Have you ever been mid flow through your slides or pitch where someone asks you to stop and go back a slide? If you are like me it can cause untold amounts of trouble and ridiculous stress.
- You lose focus
- It can throw your delivery or pattern off.
- Or worse create blind panic.
Sure I know there are exceptions. But all too often I see it used as a disruption tool.
I mean you wouldn’t stop an actor halfway through their performance or ask a singer to back up to repeat the last verse.
Truth is, it’s often just a tactic used to steal attention and make the room notice them and highlight what others have supposedly missed.
Either way – It’s not designed to help you or the business.
I’ve lost count of the times I’ve seen this in action.
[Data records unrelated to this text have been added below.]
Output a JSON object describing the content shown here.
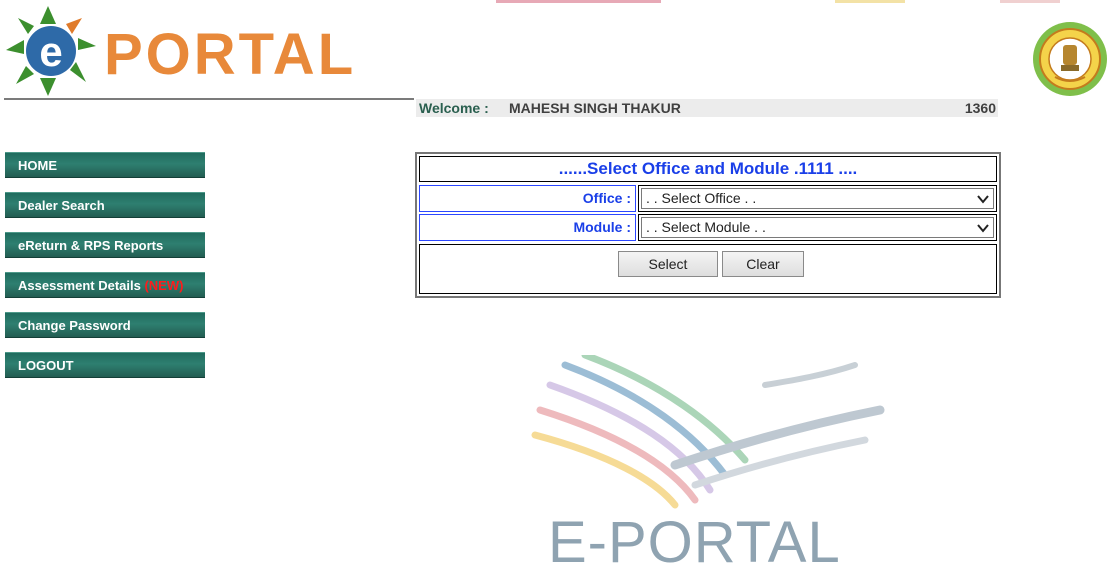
{
  "logo": {
    "text": "PORTAL",
    "letter": "e"
  },
  "welcome": {
    "label": "Welcome :",
    "name": "MAHESH SINGH THAKUR",
    "code": "1360"
  },
  "sidebar": {
    "items": [
      {
        "label": "HOME"
      },
      {
        "label": "Dealer Search"
      },
      {
        "label": "eReturn & RPS Reports"
      },
      {
        "label": "Assessment Details",
        "badge": "(NEW)"
      },
      {
        "label": "Change Password"
      },
      {
        "label": "LOGOUT"
      }
    ]
  },
  "panel": {
    "title": "......Select Office and Module .1111 ....",
    "office_label": "Office :",
    "office_selected": ". . Select Office . .",
    "module_label": "Module :",
    "module_selected": ". . Select Module . .",
    "select_button": "Select",
    "clear_button": "Clear"
  },
  "watermark": {
    "text": "E-PORTAL"
  },
  "colors": {
    "nav_green": "#2e7f70",
    "title_blue": "#1a3fe8",
    "logo_orange": "#e8893a",
    "new_red": "#ff1b1b"
  },
  "icons": {
    "logo": "eportal-logo-icon",
    "emblem": "state-emblem-icon",
    "dropdown": "chevron-down-icon",
    "watermark": "handshake-swoosh-icon"
  }
}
Here are my top tips to avoid attention thieves.
Tell the room at the beginning that you have a lot of ground to cover and would like all participants to make notes that can be submitted in Q&A at the end.
If there’s no time for Q&A (QBRs are a good example of this) share a link with the group at the beginning to a google form (tailor each field to submit a question on each slide) and get back to them later.
Failing that just refuse and move on. *Warning may affect you’re performance review rating.